**Task goal:**
How many lines in the entries below contain the string "Clock"? Reply with the number only.

[Excerpts from an interface dataset]

=== Begin Enclosure ===

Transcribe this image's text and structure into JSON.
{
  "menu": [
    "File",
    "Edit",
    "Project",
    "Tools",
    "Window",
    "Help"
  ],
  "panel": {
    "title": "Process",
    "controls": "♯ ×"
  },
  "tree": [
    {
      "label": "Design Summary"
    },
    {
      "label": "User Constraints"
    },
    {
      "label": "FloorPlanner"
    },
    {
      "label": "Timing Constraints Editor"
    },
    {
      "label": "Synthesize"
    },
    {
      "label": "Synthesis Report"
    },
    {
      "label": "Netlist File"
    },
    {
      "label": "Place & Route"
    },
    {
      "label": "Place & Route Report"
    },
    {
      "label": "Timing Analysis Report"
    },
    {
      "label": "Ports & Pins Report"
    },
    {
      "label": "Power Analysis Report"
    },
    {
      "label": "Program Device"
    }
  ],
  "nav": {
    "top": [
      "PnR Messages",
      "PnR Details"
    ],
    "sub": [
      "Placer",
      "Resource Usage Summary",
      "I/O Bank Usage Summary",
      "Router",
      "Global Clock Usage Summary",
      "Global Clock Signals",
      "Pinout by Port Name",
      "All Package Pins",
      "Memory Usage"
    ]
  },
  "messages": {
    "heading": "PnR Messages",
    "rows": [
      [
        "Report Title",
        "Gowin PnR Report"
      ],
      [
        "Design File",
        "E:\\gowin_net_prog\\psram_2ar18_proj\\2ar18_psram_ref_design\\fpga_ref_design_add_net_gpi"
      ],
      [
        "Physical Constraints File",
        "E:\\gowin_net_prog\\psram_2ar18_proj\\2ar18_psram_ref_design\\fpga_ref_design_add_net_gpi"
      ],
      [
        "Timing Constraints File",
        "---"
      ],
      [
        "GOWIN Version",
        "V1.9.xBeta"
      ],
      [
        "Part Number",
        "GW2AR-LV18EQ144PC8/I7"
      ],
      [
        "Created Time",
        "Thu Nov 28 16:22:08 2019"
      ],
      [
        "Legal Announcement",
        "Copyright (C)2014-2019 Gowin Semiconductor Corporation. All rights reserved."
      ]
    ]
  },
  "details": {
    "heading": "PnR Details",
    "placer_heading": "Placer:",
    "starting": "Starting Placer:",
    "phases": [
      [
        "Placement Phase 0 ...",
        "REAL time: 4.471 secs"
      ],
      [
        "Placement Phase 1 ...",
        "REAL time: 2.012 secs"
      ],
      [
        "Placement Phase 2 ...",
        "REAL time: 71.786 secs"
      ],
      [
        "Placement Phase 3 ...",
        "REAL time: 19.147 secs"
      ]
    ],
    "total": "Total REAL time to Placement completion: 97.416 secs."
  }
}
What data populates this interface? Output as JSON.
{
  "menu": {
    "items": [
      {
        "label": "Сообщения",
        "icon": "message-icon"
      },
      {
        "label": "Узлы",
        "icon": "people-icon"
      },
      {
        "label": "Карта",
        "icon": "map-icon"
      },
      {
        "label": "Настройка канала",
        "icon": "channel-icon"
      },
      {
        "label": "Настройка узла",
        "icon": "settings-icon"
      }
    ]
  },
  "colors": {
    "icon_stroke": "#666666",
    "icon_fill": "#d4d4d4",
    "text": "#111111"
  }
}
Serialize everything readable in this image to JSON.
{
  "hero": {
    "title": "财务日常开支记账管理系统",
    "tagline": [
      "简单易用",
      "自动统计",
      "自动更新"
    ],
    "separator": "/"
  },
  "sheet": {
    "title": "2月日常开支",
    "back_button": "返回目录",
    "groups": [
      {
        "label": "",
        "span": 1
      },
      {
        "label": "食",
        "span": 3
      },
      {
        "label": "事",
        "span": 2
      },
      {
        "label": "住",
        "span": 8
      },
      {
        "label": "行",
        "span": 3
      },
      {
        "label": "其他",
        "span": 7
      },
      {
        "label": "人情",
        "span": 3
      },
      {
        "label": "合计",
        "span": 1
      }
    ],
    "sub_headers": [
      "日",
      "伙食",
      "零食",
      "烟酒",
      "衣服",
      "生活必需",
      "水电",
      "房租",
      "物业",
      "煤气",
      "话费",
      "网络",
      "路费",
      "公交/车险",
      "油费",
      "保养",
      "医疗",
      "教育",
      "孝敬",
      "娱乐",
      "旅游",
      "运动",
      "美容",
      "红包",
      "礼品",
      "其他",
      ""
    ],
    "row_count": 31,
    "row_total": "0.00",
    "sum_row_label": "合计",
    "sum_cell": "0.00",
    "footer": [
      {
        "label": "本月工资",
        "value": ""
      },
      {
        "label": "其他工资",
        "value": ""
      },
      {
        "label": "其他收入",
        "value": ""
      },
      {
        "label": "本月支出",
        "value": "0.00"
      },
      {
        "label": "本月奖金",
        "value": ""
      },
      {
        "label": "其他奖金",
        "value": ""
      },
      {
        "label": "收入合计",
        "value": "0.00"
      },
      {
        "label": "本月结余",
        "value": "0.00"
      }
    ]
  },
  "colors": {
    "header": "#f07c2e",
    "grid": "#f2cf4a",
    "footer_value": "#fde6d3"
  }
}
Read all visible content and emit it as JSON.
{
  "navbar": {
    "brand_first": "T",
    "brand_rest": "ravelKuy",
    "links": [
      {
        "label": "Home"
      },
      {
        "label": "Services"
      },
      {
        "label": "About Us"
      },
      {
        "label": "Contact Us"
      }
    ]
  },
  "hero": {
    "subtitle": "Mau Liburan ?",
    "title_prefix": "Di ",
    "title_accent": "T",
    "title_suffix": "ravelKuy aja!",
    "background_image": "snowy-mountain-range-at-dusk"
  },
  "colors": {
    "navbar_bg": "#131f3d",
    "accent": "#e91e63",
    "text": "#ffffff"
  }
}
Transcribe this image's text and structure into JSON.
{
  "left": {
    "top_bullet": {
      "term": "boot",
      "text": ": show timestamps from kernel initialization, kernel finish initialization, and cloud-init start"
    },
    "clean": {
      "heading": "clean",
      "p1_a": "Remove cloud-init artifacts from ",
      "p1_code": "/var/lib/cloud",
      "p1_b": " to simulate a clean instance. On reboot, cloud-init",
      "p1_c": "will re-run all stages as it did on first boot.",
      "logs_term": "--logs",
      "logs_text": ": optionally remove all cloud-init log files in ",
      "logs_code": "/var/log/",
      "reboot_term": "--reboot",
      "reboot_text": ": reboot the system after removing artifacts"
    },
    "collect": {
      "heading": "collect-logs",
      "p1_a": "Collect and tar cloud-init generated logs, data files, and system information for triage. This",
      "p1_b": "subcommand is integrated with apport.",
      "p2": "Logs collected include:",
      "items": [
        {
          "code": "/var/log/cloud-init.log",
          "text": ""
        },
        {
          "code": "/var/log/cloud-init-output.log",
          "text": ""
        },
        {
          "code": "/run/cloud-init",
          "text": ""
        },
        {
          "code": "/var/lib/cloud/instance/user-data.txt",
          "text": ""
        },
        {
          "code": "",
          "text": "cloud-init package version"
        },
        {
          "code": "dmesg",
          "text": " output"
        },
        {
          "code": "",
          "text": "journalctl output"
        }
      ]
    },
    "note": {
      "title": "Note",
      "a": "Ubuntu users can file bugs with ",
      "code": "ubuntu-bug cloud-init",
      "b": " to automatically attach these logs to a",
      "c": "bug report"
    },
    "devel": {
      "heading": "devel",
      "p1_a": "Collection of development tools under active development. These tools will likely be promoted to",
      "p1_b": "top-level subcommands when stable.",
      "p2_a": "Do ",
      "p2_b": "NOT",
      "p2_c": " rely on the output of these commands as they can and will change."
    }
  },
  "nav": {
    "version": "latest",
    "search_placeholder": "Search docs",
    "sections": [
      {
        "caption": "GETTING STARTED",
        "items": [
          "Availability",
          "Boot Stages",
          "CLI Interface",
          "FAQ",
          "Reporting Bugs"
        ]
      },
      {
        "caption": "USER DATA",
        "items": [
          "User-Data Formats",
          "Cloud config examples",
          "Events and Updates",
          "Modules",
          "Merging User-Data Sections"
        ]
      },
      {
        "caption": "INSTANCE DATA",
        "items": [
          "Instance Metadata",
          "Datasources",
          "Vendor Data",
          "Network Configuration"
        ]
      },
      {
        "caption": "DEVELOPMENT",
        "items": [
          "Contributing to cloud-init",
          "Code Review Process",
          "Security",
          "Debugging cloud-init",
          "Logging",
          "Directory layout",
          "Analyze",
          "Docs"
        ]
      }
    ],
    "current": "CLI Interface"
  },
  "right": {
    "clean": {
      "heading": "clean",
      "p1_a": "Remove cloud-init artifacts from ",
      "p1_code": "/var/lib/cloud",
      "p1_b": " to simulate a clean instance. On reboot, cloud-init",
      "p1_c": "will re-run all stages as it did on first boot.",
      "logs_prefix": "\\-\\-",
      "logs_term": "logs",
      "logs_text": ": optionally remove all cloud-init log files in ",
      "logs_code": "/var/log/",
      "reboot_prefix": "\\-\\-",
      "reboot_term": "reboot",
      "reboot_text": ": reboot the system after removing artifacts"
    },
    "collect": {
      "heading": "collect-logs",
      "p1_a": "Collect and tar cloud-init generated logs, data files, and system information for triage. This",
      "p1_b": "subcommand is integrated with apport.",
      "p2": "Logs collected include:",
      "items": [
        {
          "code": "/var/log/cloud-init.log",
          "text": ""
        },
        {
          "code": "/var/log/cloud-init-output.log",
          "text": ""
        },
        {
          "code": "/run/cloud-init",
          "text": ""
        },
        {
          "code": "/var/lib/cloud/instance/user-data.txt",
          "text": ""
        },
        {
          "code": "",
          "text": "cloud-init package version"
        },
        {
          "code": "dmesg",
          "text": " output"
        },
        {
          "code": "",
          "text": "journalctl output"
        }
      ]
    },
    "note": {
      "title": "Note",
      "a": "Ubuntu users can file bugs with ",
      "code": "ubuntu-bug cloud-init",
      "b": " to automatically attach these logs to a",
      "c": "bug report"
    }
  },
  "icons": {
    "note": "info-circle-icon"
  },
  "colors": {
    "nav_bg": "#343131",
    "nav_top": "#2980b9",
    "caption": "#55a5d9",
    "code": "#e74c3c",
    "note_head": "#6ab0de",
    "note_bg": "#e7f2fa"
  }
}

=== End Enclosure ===

**Reply:**
2